Google took the lid off of its new version of Maps at I/O 2013 today, which is a dramatic redesign of the long-standing navigation and place-finding software across all platforms. We got a chance to go hands-on with the new Maps, which is still a beta product, with access only given out to a few select users so far. In the video above, you check it out in action as a Google rep gives us a walkthrough.
The new Google Maps takes a bunch of stuff that Google has been working on from Knowledge Graph to make, as it put it during the keynote, billions of apps for billions of people. That means you get a lot more personalization pulled into the experience, surfacing local landamrks that are likely important to you, as well as one-click directions from stored locations like your home address. Places frequented by your friends and acquaintances will also be pulled in to complete the picture.
The whole experience on a Chromebook Pixel was fast, responsive and remarkably intuitive. All the new touch controls seem perfectly designed for use with the Pixel’s touchscreen display, and reduce dramatically the number of steps required to do things like call up directions. The in-building panoramas and 360-degree images are very impressive, and truly do give you a sense of both the inside and outside of a location, but don’t expect the images to be all that comprehensive for most locations at launch.

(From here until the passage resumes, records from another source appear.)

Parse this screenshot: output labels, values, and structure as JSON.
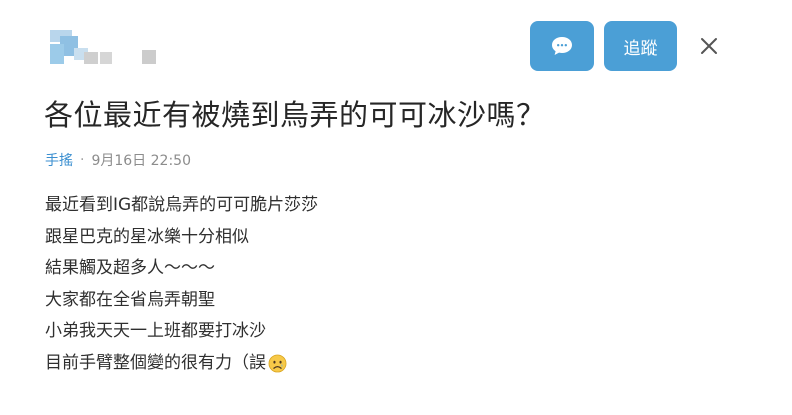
{
  "header": {
    "follow_label": "追蹤"
  },
  "post": {
    "title": "各位最近有被燒到烏弄的可可冰沙嗎？",
    "board": "手搖",
    "date": "9月16日 22:50",
    "lines": [
      "最近看到IG都說烏弄的可可脆片莎莎",
      "跟星巴克的星冰樂十分相似",
      "結果觸及超多人～～～",
      "大家都在全省烏弄朝聖",
      "小弟我天天一上班都要打冰沙",
      "目前手臂整個變的很有力（誤"
    ]
  },
  "colors": {
    "button_bg": "#4b9fd6",
    "board_link": "#3b8fd0",
    "title_text": "#262626",
    "body_text": "#2f2f2f"
  },
  "icons": {
    "message_button": "chat-bubble-icon",
    "close_button": "close-icon",
    "last_line_emoji": "sad-face-emoji"
  }
}
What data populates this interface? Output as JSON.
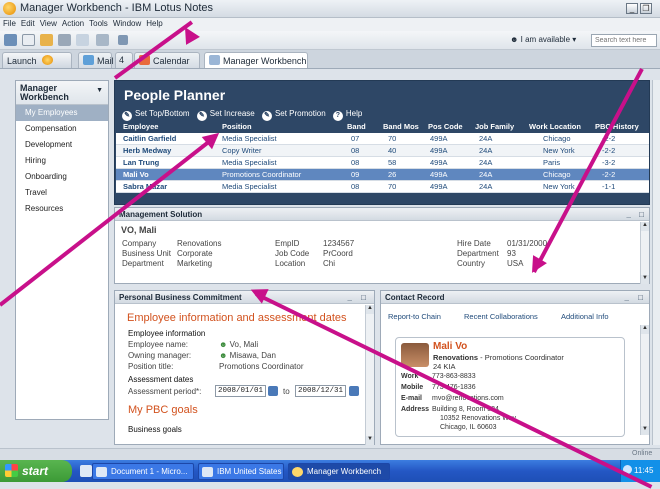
{
  "window": {
    "title": "Manager Workbench - IBM Lotus Notes",
    "min_glyph": "_",
    "restore_glyph": "❐"
  },
  "menu": [
    "File",
    "Edit",
    "View",
    "Action",
    "Tools",
    "Window",
    "Help"
  ],
  "toolbar": {
    "availability": "I am available",
    "search_placeholder": "Search text here"
  },
  "tabs": [
    {
      "label": "Launch"
    },
    {
      "label": "Mail"
    },
    {
      "label": "4"
    },
    {
      "label": "Calendar"
    },
    {
      "label": "Manager Workbench"
    }
  ],
  "sidebar": {
    "title_line1": "Manager",
    "title_line2": "Workbench",
    "items": [
      "My Employees",
      "Compensation",
      "Development",
      "Hiring",
      "Onboarding",
      "Travel",
      "Resources"
    ]
  },
  "planner": {
    "title": "People Planner",
    "actions": [
      "Set Top/Bottom",
      "Set Increase",
      "Set Promotion",
      "Help"
    ],
    "columns": [
      "Employee",
      "Position",
      "Band",
      "Band Mos",
      "Pos Code",
      "Job Family",
      "Work Location",
      "PBC History"
    ],
    "rows": [
      [
        "Caitlin Garfield",
        "Media Specialist",
        "07",
        "70",
        "499A",
        "24A",
        "Chicago",
        "-2-2"
      ],
      [
        "Herb Medway",
        "Copy Writer",
        "08",
        "40",
        "499A",
        "24A",
        "New York",
        "-2-2"
      ],
      [
        "Lan Trung",
        "Media Specialist",
        "08",
        "58",
        "499A",
        "24A",
        "Paris",
        "-3-2"
      ],
      [
        "Mali Vo",
        "Promotions Coordinator",
        "09",
        "26",
        "499A",
        "24A",
        "Chicago",
        "-2-2"
      ],
      [
        "Sabra Mazar",
        "Media Specialist",
        "08",
        "70",
        "499A",
        "24A",
        "New York",
        "-1-1"
      ]
    ],
    "selected_row": 3
  },
  "management": {
    "title": "Management Solution",
    "name": "VO, Mali",
    "company_label": "Company",
    "company": "Renovations",
    "unit_label": "Business Unit",
    "unit": "Corporate",
    "dept_label": "Department",
    "dept": "Marketing",
    "empid_label": "EmpID",
    "empid": "1234567",
    "jobcode_label": "Job Code",
    "jobcode": "PrCoord",
    "location_label": "Location",
    "location": "Chi",
    "hire_label": "Hire Date",
    "hire": "01/31/2000",
    "dept2_label": "Department",
    "dept2": "93",
    "country_label": "Country",
    "country": "USA"
  },
  "pbc": {
    "title": "Personal Business Commitment",
    "heading": "Employee information and assessment dates",
    "info_title": "Employee information",
    "name_label": "Employee name:",
    "name": "Vo, Mali",
    "manager_label": "Owning manager:",
    "manager": "Misawa, Dan",
    "position_label": "Position title:",
    "position": "Promotions Coordinator",
    "dates_title": "Assessment dates",
    "period_label": "Assessment period*:",
    "date_from": "2008/01/01",
    "to": "to",
    "date_to": "2008/12/31",
    "goals_heading": "My PBC goals",
    "business_goals": "Business goals"
  },
  "contact": {
    "title": "Contact Record",
    "links": [
      "Report-to Chain",
      "Recent Collaborations",
      "Additional Info"
    ],
    "name": "Mali Vo",
    "company": "Renovations",
    "role": "- Promotions Coordinator",
    "line3": "24 KIA",
    "work_label": "Work",
    "work": "773-863-8833",
    "mobile_label": "Mobile",
    "mobile": "773-476-1836",
    "email_label": "E-mail",
    "email": "mvo@renovations.com",
    "address_label": "Address",
    "address1": "Building 8, Room 334",
    "address2": "10352 Renovations Way",
    "address3": "Chicago, IL 60603"
  },
  "status": {
    "online": "Online"
  },
  "taskbar": {
    "start": "start",
    "buttons": [
      "Document 1 - Micro...",
      "IBM United States -...",
      "Manager Workbench"
    ],
    "clock": "11:45"
  }
}
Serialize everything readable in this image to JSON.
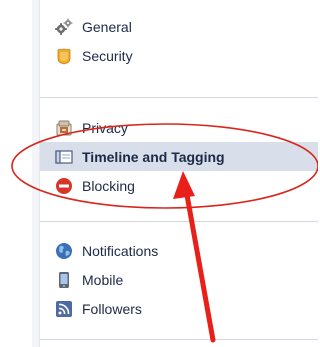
{
  "sidebar": {
    "group_one": [
      {
        "label": "General",
        "icon": "gears-icon"
      },
      {
        "label": "Security",
        "icon": "security-badge-icon"
      }
    ],
    "group_two": [
      {
        "label": "Privacy",
        "icon": "privacy-lock-icon"
      },
      {
        "label": "Timeline and Tagging",
        "icon": "timeline-icon",
        "selected": true
      },
      {
        "label": "Blocking",
        "icon": "blocking-icon"
      }
    ],
    "group_three": [
      {
        "label": "Notifications",
        "icon": "globe-icon"
      },
      {
        "label": "Mobile",
        "icon": "mobile-phone-icon"
      },
      {
        "label": "Followers",
        "icon": "rss-feed-icon"
      }
    ]
  },
  "annotation": {
    "ellipse_color": "#d9261c",
    "arrow_color": "#e8201a"
  },
  "colors": {
    "selected_background": "#d8dfea",
    "text": "#1c2a47",
    "divider": "#d4d8e2"
  }
}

Overall this looks like an awesome improvement to the Maps experience, and it’s hard to see any spots where the progress isn’t a good thing. But it’s very different, so expect some pushback when Google does eventually push this live to a wider audience.